--- RECORDS SUPPLIED Enclosed Below ---
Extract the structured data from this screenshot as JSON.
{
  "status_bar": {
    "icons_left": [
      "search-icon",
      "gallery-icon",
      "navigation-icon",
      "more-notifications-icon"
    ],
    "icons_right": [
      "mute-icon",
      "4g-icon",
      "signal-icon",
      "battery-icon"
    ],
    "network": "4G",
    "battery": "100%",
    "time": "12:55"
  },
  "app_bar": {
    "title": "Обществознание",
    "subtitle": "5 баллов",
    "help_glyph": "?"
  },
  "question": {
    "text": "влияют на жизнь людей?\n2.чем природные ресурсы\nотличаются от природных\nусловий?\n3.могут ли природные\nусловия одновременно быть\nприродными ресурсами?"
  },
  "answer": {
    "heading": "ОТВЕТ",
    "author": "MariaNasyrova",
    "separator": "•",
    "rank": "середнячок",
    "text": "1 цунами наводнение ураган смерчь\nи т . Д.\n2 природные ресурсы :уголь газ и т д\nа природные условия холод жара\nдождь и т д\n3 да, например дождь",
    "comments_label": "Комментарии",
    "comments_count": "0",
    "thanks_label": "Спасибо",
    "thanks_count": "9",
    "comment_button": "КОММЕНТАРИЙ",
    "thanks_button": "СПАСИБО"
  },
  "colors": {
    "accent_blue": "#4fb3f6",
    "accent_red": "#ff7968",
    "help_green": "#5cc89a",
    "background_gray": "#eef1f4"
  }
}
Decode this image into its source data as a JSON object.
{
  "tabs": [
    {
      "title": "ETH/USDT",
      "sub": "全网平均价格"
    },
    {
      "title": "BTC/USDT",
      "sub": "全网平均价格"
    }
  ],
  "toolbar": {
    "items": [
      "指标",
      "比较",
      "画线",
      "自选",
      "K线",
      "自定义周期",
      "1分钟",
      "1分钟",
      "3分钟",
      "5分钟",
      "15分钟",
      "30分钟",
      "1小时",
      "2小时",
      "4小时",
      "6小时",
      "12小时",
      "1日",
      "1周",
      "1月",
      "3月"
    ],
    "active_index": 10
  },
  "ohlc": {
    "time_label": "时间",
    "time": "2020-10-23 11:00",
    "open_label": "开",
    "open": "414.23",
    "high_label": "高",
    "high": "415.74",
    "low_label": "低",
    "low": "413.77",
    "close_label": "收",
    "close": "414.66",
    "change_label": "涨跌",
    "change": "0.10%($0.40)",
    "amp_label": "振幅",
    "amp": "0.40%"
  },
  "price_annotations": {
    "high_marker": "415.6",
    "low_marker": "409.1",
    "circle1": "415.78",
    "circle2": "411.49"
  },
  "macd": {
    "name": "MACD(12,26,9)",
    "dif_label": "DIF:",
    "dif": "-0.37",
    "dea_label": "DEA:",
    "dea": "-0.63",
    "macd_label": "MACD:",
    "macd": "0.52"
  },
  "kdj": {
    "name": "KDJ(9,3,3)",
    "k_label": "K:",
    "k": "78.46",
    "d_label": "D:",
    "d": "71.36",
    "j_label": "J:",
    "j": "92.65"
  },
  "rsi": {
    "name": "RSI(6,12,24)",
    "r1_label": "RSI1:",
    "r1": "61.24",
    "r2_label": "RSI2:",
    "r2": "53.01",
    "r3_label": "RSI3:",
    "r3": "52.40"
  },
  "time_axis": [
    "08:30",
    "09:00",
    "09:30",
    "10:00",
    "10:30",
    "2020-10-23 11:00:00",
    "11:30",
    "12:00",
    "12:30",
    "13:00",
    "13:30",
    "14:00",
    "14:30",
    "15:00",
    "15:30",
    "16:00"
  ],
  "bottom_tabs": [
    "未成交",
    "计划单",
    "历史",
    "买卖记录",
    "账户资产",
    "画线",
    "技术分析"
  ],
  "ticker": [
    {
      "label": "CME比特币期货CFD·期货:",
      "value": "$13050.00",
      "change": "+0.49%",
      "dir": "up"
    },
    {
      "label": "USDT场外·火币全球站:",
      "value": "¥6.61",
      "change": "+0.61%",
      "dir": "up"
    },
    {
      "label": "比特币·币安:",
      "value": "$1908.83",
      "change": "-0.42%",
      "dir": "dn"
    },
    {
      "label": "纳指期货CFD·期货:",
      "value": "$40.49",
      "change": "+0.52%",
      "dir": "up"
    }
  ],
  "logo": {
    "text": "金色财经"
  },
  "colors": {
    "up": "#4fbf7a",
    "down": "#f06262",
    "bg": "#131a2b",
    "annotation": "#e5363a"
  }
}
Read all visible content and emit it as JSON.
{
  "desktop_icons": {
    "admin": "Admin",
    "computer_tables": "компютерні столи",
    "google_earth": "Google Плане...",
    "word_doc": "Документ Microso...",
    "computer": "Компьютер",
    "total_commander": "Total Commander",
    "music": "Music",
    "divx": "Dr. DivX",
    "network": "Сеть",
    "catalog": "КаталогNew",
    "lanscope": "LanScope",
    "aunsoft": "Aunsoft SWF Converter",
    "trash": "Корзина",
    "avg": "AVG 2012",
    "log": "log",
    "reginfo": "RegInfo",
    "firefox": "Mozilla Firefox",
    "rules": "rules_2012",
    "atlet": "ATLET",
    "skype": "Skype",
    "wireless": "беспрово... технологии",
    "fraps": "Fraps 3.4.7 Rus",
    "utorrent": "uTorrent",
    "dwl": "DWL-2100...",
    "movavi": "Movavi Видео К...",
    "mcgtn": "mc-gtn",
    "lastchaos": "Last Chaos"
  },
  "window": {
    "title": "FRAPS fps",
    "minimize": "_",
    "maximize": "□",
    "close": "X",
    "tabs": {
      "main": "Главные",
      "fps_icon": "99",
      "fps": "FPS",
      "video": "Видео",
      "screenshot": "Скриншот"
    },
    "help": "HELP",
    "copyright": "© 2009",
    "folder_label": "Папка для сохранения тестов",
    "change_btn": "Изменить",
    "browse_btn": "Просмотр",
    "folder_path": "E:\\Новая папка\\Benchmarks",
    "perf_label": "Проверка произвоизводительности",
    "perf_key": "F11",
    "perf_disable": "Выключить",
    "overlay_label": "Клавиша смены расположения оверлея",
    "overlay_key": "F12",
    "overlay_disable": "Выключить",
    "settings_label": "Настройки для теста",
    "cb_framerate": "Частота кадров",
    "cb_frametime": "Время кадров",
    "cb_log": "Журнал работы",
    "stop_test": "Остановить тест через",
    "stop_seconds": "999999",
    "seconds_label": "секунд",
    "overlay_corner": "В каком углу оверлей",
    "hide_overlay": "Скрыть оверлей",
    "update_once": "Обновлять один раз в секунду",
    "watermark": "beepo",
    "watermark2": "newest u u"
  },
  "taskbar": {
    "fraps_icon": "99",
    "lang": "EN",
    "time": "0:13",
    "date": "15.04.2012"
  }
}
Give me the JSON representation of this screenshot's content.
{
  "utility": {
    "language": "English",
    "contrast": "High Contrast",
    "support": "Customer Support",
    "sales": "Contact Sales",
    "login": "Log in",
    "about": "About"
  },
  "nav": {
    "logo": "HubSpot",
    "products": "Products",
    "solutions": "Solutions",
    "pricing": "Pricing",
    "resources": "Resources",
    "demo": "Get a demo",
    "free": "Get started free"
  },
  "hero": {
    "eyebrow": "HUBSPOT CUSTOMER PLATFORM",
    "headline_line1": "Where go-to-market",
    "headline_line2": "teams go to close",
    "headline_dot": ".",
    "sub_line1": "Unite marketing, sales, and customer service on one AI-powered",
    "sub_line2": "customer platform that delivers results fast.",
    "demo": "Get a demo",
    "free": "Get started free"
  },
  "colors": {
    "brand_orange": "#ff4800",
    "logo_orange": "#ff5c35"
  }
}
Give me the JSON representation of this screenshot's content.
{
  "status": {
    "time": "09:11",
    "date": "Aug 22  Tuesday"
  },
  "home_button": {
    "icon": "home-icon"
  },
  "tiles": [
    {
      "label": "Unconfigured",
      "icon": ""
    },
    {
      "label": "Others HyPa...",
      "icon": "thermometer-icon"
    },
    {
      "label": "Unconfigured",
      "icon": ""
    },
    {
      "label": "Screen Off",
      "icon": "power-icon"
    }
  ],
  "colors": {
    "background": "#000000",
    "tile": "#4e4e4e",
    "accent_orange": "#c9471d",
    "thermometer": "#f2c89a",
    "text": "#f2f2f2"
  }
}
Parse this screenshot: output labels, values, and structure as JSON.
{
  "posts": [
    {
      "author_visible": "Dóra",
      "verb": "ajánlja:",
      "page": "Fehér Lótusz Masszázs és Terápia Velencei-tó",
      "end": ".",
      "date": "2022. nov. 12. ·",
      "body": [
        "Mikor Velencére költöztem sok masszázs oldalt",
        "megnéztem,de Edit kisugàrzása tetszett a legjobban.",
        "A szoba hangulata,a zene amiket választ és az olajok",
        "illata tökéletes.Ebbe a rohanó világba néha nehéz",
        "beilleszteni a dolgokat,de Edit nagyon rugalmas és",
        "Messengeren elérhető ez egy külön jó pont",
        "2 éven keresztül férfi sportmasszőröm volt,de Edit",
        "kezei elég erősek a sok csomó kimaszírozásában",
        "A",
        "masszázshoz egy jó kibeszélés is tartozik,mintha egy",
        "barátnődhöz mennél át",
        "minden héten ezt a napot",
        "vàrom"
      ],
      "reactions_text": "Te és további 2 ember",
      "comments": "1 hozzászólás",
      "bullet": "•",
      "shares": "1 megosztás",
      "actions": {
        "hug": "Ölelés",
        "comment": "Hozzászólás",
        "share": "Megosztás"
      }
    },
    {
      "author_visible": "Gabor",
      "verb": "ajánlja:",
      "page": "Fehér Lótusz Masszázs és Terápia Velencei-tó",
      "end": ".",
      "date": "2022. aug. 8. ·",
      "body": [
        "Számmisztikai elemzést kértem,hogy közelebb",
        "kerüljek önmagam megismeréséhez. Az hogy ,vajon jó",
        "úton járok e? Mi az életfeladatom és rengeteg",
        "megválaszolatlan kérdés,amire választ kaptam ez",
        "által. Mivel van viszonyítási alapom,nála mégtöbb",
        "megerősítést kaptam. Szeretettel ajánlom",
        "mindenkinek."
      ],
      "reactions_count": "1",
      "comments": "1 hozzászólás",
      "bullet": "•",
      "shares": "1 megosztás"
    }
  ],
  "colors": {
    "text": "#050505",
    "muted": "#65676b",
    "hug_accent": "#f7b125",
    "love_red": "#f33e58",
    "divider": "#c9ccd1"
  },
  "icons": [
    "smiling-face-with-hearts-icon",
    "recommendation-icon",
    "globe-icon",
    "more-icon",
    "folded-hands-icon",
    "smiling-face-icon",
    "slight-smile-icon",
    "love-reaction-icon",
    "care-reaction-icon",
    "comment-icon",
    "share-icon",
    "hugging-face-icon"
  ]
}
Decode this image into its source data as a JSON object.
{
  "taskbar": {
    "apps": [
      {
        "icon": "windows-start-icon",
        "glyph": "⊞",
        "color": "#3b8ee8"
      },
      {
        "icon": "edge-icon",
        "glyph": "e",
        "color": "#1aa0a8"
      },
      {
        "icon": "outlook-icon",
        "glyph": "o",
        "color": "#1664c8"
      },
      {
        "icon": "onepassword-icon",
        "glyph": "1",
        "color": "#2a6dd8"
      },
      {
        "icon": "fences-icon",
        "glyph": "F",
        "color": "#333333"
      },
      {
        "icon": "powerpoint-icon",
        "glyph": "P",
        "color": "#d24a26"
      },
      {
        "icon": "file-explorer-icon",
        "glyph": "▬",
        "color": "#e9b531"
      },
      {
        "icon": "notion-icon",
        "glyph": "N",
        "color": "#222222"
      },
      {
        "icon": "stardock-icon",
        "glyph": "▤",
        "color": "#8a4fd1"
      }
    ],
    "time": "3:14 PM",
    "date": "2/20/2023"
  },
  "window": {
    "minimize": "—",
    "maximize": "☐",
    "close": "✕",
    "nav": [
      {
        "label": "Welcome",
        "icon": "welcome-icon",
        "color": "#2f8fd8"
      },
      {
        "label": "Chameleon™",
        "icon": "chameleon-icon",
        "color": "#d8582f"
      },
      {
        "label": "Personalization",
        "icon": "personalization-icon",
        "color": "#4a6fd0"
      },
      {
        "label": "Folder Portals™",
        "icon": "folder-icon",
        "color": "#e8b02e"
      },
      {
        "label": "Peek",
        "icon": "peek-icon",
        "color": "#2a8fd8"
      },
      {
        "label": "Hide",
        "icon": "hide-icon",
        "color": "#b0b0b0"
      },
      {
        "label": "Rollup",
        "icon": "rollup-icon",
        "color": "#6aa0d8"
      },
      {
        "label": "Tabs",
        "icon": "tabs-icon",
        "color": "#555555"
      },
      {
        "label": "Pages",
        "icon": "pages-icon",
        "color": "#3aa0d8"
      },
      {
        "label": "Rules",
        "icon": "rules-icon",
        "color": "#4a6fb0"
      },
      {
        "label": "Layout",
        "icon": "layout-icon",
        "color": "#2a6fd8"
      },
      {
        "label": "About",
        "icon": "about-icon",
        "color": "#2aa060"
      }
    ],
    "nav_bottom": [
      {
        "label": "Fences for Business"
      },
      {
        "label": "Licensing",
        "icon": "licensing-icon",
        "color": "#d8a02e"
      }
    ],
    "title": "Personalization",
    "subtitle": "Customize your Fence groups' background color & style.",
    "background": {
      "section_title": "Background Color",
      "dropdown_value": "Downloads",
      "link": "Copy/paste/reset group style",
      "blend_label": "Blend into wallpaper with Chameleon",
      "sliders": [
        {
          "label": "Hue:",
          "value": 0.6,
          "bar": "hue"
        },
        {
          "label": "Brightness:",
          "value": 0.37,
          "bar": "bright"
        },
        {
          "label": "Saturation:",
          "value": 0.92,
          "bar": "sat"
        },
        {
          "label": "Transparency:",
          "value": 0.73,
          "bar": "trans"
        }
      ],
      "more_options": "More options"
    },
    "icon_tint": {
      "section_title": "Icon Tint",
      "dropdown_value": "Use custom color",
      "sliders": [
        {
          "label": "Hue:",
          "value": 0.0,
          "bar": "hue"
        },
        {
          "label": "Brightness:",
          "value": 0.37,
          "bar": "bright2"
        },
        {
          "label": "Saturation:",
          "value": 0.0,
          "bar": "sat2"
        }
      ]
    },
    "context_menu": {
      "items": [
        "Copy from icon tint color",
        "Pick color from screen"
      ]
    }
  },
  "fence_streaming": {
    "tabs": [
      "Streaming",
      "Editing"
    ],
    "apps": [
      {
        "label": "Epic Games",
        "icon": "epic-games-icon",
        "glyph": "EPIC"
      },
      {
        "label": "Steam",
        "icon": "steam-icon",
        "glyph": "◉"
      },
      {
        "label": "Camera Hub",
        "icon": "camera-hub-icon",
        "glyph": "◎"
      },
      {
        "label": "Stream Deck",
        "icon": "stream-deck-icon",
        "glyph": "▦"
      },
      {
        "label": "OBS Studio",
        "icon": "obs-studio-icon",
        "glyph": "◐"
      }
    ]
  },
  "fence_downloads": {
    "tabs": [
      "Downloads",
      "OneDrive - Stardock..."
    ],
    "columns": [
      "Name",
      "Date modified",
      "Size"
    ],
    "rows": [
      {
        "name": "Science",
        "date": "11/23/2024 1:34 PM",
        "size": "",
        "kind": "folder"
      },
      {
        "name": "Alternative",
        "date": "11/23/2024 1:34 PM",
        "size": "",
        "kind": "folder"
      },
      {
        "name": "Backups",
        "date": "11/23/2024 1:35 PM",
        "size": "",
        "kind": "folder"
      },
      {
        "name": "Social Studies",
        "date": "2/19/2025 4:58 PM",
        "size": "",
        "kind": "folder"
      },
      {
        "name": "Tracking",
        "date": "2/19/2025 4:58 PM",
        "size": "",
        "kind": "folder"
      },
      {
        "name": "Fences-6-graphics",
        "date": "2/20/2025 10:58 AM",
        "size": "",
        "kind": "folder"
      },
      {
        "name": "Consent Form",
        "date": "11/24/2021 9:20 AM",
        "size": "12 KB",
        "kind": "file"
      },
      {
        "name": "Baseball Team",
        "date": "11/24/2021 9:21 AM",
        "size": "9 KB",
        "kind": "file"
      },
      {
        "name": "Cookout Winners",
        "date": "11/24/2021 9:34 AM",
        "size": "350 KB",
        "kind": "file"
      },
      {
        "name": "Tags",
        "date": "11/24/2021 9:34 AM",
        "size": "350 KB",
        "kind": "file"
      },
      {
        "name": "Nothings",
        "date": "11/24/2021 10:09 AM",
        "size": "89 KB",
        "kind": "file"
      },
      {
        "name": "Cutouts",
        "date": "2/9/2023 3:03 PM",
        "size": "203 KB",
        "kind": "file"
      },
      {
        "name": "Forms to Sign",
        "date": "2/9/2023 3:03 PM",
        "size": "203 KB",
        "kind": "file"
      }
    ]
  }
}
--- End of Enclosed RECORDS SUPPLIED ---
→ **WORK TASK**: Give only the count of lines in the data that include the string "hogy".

→ **TASK OUTPUT**: 2